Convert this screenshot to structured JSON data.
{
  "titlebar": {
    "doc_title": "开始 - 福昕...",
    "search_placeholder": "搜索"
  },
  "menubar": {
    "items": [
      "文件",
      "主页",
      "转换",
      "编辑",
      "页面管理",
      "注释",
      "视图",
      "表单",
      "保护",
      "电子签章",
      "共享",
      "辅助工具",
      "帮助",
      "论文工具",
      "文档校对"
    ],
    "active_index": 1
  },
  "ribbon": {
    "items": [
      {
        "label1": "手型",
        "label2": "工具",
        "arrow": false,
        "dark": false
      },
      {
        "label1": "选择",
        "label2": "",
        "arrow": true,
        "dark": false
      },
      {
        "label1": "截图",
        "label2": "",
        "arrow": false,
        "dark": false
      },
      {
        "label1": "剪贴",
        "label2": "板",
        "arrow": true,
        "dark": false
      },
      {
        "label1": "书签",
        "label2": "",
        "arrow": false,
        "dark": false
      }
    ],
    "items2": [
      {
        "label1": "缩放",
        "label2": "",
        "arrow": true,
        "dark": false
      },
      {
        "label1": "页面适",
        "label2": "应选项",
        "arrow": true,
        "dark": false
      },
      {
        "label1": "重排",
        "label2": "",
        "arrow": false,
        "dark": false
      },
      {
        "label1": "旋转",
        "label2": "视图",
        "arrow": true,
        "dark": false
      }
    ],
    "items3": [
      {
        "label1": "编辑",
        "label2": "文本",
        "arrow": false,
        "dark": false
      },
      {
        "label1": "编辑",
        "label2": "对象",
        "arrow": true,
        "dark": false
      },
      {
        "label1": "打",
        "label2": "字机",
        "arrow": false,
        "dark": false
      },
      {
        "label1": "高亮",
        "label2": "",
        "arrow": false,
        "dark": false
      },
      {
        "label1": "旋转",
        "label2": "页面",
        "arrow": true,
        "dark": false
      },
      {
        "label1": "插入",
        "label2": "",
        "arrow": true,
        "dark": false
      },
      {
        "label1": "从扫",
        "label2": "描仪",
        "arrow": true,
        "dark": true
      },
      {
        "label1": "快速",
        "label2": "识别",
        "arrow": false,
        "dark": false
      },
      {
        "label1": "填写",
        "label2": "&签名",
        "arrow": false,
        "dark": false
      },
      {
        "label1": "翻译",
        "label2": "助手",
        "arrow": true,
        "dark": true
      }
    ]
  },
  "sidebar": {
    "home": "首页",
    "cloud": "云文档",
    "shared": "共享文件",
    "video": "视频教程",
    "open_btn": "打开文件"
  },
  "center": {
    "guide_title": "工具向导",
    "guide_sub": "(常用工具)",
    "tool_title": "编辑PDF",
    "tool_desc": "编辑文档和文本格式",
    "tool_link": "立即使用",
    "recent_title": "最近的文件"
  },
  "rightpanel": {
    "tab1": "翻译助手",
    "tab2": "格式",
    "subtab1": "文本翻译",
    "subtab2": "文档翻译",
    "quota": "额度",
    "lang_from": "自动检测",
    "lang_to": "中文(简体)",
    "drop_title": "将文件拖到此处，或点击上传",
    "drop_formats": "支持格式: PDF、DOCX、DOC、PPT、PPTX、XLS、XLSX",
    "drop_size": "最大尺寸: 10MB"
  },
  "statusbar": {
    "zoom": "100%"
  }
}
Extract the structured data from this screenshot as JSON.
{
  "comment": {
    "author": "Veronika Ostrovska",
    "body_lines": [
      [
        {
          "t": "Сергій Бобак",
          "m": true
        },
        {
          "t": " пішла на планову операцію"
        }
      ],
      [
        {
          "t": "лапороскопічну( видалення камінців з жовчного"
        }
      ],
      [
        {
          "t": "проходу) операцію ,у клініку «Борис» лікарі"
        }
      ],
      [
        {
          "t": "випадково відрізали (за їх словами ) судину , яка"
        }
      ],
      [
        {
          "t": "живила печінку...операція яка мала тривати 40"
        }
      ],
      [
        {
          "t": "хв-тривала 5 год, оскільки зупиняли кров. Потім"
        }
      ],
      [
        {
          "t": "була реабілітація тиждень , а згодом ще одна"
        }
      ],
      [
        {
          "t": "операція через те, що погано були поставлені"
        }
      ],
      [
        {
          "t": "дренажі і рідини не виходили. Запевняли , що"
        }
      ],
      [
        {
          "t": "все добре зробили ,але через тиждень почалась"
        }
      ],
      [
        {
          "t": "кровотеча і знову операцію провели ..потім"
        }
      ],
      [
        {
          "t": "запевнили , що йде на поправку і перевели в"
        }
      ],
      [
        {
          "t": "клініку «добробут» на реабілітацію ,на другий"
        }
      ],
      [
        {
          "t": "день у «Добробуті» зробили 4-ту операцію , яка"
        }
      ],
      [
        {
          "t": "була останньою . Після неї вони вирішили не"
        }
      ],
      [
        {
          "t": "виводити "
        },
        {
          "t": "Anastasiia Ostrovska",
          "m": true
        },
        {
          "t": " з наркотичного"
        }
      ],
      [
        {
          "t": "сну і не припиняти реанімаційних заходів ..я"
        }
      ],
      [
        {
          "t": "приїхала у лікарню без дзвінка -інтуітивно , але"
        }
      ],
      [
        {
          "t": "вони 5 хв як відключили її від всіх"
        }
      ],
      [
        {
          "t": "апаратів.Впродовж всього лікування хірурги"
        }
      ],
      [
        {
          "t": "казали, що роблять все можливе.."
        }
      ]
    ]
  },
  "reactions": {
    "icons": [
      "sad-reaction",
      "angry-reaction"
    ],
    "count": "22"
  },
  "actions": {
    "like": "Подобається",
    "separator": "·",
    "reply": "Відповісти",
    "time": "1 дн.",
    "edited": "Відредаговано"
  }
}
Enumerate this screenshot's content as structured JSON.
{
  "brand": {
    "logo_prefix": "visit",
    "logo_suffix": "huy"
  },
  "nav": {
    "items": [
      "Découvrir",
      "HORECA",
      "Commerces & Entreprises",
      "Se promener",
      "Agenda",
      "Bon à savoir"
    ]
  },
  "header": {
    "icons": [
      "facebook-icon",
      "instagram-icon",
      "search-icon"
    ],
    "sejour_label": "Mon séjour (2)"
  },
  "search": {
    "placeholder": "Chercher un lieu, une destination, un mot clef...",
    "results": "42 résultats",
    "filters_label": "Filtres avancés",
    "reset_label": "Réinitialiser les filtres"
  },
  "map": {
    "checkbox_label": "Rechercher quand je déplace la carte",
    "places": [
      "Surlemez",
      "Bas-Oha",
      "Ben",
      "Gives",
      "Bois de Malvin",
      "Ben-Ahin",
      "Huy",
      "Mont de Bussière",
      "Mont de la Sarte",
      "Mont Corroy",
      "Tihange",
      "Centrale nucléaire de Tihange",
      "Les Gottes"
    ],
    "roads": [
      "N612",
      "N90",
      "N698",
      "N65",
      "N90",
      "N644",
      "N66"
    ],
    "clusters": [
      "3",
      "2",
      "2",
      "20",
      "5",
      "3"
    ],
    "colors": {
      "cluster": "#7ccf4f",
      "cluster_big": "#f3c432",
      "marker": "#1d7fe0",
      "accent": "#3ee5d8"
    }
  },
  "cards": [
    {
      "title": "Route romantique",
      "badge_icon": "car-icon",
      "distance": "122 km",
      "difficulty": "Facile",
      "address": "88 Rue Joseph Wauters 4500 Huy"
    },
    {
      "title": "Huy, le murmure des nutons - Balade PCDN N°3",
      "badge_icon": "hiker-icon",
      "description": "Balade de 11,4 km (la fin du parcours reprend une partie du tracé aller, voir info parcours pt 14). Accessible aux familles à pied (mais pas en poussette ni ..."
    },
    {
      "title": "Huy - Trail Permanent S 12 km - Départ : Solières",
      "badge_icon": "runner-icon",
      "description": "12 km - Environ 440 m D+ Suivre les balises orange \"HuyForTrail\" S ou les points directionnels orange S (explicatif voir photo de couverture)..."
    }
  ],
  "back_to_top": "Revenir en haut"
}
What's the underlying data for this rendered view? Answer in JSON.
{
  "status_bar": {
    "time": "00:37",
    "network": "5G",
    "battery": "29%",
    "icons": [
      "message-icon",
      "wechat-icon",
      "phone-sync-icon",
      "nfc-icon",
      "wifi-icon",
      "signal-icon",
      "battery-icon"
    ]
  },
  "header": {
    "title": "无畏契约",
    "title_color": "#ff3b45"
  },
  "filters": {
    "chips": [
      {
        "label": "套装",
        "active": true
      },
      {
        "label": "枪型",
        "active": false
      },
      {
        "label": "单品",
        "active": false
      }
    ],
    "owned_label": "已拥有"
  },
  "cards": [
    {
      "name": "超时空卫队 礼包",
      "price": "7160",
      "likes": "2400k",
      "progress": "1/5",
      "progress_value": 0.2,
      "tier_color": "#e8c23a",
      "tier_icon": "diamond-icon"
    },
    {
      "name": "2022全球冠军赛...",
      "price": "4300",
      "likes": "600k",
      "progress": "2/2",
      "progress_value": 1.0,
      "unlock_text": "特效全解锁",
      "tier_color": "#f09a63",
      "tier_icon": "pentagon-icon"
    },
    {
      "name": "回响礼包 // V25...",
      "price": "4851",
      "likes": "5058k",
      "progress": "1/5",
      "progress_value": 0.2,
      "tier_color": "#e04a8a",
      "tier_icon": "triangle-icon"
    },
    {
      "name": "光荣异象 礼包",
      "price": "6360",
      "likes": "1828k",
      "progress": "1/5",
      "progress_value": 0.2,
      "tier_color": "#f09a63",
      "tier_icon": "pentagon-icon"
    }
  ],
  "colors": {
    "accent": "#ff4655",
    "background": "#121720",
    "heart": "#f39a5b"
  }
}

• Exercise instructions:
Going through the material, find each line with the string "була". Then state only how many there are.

• Response below:
2